Yup. I'm still where I was 48 hours ago. Knickers in a twist over nought, it seems.
Looks like I'm in for the long haul (i.e. "Weeeeell, it could be tomorrow and it could be in a several weeks, HAHAHAHA") And that's OK. Battlestar Galactica's on tonight and I'm now officially on maternity leave.
Now off to recline, eat bon-bons, and shamelessly exploit the "but I'm having contractions" aspect of this thing. I may never have to get my own damn water again!
November 1, at work. "Motherfucker. This "trapped wind" is giving me some grief..." "Nope, no. This is not labor. The pains are not in the right place. Books says so. And it's too early. And I'm not contracting. Am I? Hang on a minute...."
November 1, 4:45pm. (OB triage at hospital) "My doctor said I needed to stop by to check everything's OK, just to be safe. but frankly, I think I just need to (cough) have a good BM...."
"Oh, those are contractions, you say? Every 1-3 minutes you say?
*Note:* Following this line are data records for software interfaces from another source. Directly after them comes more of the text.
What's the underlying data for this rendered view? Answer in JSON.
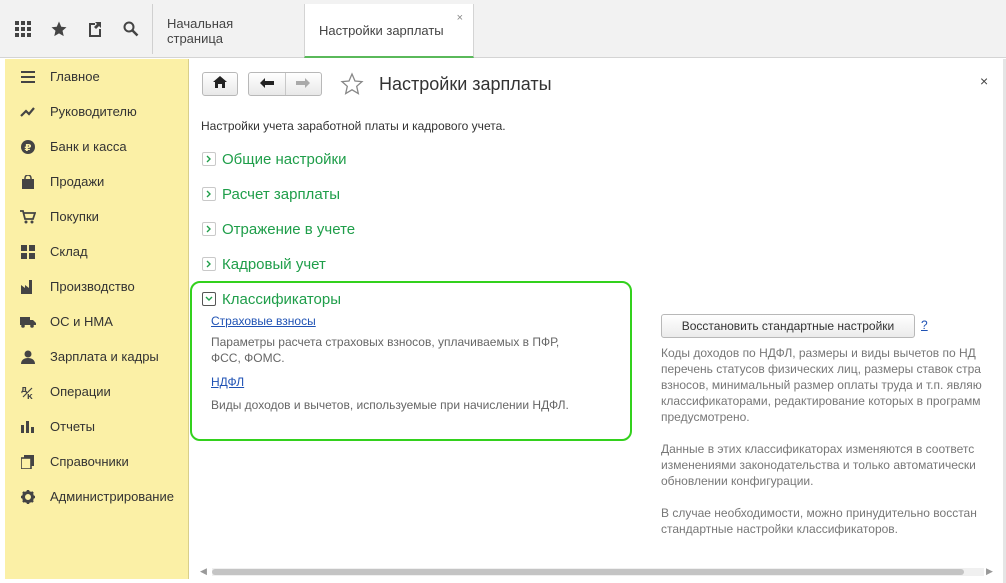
{
  "topbar": {
    "icons": [
      "apps-grid-icon",
      "star-icon",
      "history-icon",
      "search-icon"
    ],
    "tabs": [
      {
        "label": "Начальная страница"
      },
      {
        "label": "Настройки зарплаты",
        "close": "×"
      }
    ]
  },
  "sidebar": {
    "items": [
      {
        "label": "Главное",
        "icon": "menu-icon"
      },
      {
        "label": "Руководителю",
        "icon": "trend-icon"
      },
      {
        "label": "Банк и касса",
        "icon": "ruble-icon"
      },
      {
        "label": "Продажи",
        "icon": "bag-icon"
      },
      {
        "label": "Покупки",
        "icon": "cart-icon"
      },
      {
        "label": "Склад",
        "icon": "warehouse-icon"
      },
      {
        "label": "Производство",
        "icon": "factory-icon"
      },
      {
        "label": "ОС и НМА",
        "icon": "truck-icon"
      },
      {
        "label": "Зарплата и кадры",
        "icon": "person-icon"
      },
      {
        "label": "Операции",
        "icon": "operations-icon"
      },
      {
        "label": "Отчеты",
        "icon": "bar-chart-icon"
      },
      {
        "label": "Справочники",
        "icon": "book-icon"
      },
      {
        "label": "Администрирование",
        "icon": "gear-icon"
      }
    ]
  },
  "main": {
    "title": "Настройки зарплаты",
    "close": "×",
    "subtitle": "Настройки учета заработной платы и кадрового учета.",
    "sections": [
      {
        "label": "Общие настройки",
        "toggle": "›"
      },
      {
        "label": "Расчет зарплаты",
        "toggle": "›"
      },
      {
        "label": "Отражение в учете",
        "toggle": "›"
      },
      {
        "label": "Кадровый учет",
        "toggle": "›"
      },
      {
        "label": "Классификаторы",
        "toggle": "⌄"
      }
    ],
    "classifiers": {
      "insurance_link": "Страховые взносы",
      "insurance_desc_1": "Параметры расчета страховых взносов, уплачиваемых в ПФР,",
      "insurance_desc_2": "ФСС, ФОМС.",
      "ndfl_link": "НДФЛ",
      "ndfl_desc": "Виды доходов и вычетов, используемые при начислении НДФЛ."
    },
    "restore_button": "Восстановить стандартные настройки",
    "help_link": "?",
    "info_lines": [
      "Коды доходов по НДФЛ, размеры и виды вычетов по НД",
      "перечень статусов физических лиц, размеры ставок стра",
      "взносов, минимальный размер оплаты труда и т.п. являю",
      "классификаторами, редактирование которых в программ",
      "предусмотрено.",
      "",
      "Данные в этих классификаторах изменяются в соответс",
      "изменениями законодательства и только автоматически",
      "обновлении конфигурации.",
      "",
      "В случае необходимости, можно принудительно восстан",
      "стандартные настройки классификаторов."
    ]
  },
  "colors": {
    "sidebar_bg": "#fbf0a6",
    "section_green": "#1f9e4a",
    "highlight_green": "#33d11d",
    "link_blue": "#1f52b4"
  }
}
And I am 3 cm, and 50 % effaced (I am still not quite sure what that is, but if you say so...)?" Uhm. I'm hungry.
4 hours later. "Oh, those are contractions, you say? Every 1-3 minutes you say? And I am 3 to 4 cm, and 50 % effaced you say (I am still not quite sure what that is, but if you say so...)?" Uhm. I'm really hungry now. I can go home? How about after Lost is finished? Oh, OK. I'll go now. If you refuse to feed me, I think I have no choice.
3 hours later At Home. "Oweeee Oweeeee Oweeee. Two minutes apart! Call the neighbors and get a sitter, we're headin' on out. Oweee Oweee Oweee. Oh the pain. The agony. The Gore....
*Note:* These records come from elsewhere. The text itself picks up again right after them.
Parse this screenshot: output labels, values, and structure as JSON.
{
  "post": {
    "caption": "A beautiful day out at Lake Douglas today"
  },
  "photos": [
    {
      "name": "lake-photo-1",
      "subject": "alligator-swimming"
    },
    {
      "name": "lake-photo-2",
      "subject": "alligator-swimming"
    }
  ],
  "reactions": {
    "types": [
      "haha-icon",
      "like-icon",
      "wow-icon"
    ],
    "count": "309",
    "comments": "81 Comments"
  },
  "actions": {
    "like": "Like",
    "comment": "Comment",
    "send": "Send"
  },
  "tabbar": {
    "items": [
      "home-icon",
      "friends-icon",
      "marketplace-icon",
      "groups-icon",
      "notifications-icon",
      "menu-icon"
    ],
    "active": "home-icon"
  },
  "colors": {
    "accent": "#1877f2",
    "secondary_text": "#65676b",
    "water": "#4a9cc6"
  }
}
5 hours later At Hospital. "Oh, those are contractions, you say?Every 1-3 minutes you say? And I am 3 to 4 cm, and 50 % effaced you say (I am still not quite sure what that is, but if you say so...)?"
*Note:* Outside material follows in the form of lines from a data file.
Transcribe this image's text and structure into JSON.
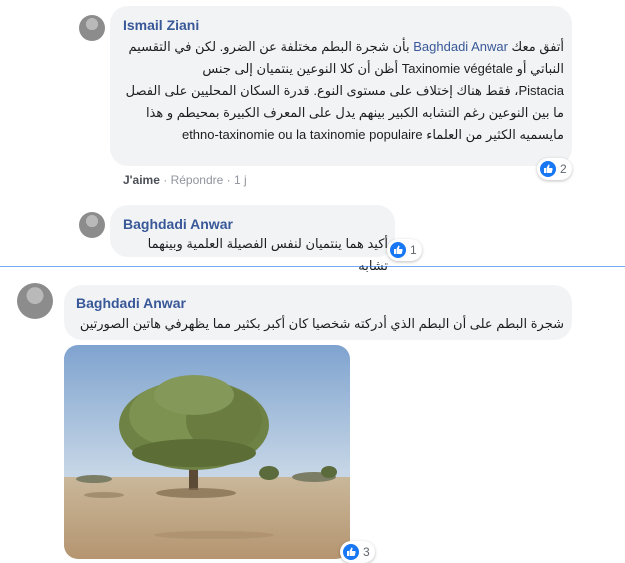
{
  "comments": [
    {
      "author": "Ismail Ziani",
      "lines": [
        {
          "pre": "أتفق معك ",
          "mention": "Baghdadi Anwar",
          "post": " بأن شجرة البطم مختلفة عن الضرو. لكن في التقسيم"
        },
        {
          "pre": "النباتي أو ",
          "mention": "Taxinomie végétale",
          "post": " أظن أن كلا النوعين ينتميان إلى جنس"
        },
        {
          "pre": "Pistacia",
          "mention": "",
          "post": "، فقط هناك إختلاف على مستوى النوع. قدرة السكان المحليين على الفصل"
        },
        {
          "pre": "ما بين النوعين رغم التشابه الكبير بينهم يدل على المعرف الكبيرة بمحيطم و هذا",
          "mention": "",
          "post": ""
        },
        {
          "pre": "مايسميه الكثير من العلماء ",
          "mention": "ethno-taxinomie ou la taxinomie populaire",
          "post": ""
        }
      ],
      "reaction_count": "2",
      "actions": {
        "like": "J'aime",
        "reply": "Répondre",
        "time": "1 j"
      }
    },
    {
      "author": "Baghdadi Anwar",
      "text": "أكيد هما ينتميان لنفس الفصيلة العلمية وبينهما تشابه",
      "reaction_count": "1"
    },
    {
      "author": "Baghdadi Anwar",
      "text": "شجرة البطم على أن البطم الذي أدركته شخصيا كان أكبر بكثير مما يظهرفي هاتين الصورتين",
      "reaction_count": "3"
    }
  ],
  "colors": {
    "link": "#385898",
    "bubble": "#f2f3f5",
    "like_blue": "#1877f2"
  }
}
Oh, OK. I'll go now. If you refuse to feed me or give me fluids, I think I have no choice. No. I can walk. Thanks much... Tyelenol 3 with Codeine? Won't say no. Thanksverymuch.
Present: Sitting at home blogging. A contraction here and there. Feeling like a big ole faker at 38 weeks. Stay tuned for updates, which are likely to come all too frequently if I am as much not in labor as I feel right now.
(the woman is onto something, people. hands up of you think those fingerpaints are, indeed, for shit...)
Dear Haters of Mothers:
Please excuse the smudges on this letter, as well as the dropped words and barely legible handwriting. That's what happens after you touch a child that has played with your Color Wonder Fingerpaints. That and you can't open a bottle for 3 days.
Let's be frank. These are not paints, but a propaganda tool in your coup against all mothers. Is it really necessary for my child to end up looking shinier than a 14-year-old boy's palm after attempting to "fingerpaint?" And while I love bathing my child on a nightly basis, I'd prefer not to have to wrastle her like slippery hog and then soak her in Tide Free detergent for at least 30 minutes in order to cut through the grease that you try to sell as "paint."
I find the delay of color visiblity annoying, especially because my child feels the need to get more paints because her first attempt did not work. Sure. I can wait for the color to show up. But I'm 30. And I'm assuming that I'm probably not your target marketing audience.
You might try repackaging the paints as hair gel, door grease, or even chapstick. Heck. It might make a great night-time moisturizer and you could probably give KY Jelly a run for it's money.
But let me say this. I'd rather do 14 loads of laundry and wash paint off every single wall in my house before I'd buy your paints again. And I know why you called them "wonder fingerpaints." Because lord knows I wonder why anyone in her right mind would buy them. Except if she didn't have kids. Or happened to be my mother-in-law. Or satan.
So from now on, I'll just stick to regular old crayons.
The Mom Trap
Bio: Kristen is mom of Quinlan and one on the way, and spends most of her free time eating and on the internet blogging at The Mom Trap and Motherhood Uncensored (where Joy is today!)
Get more info on the blog exchange as well as links to the other participants here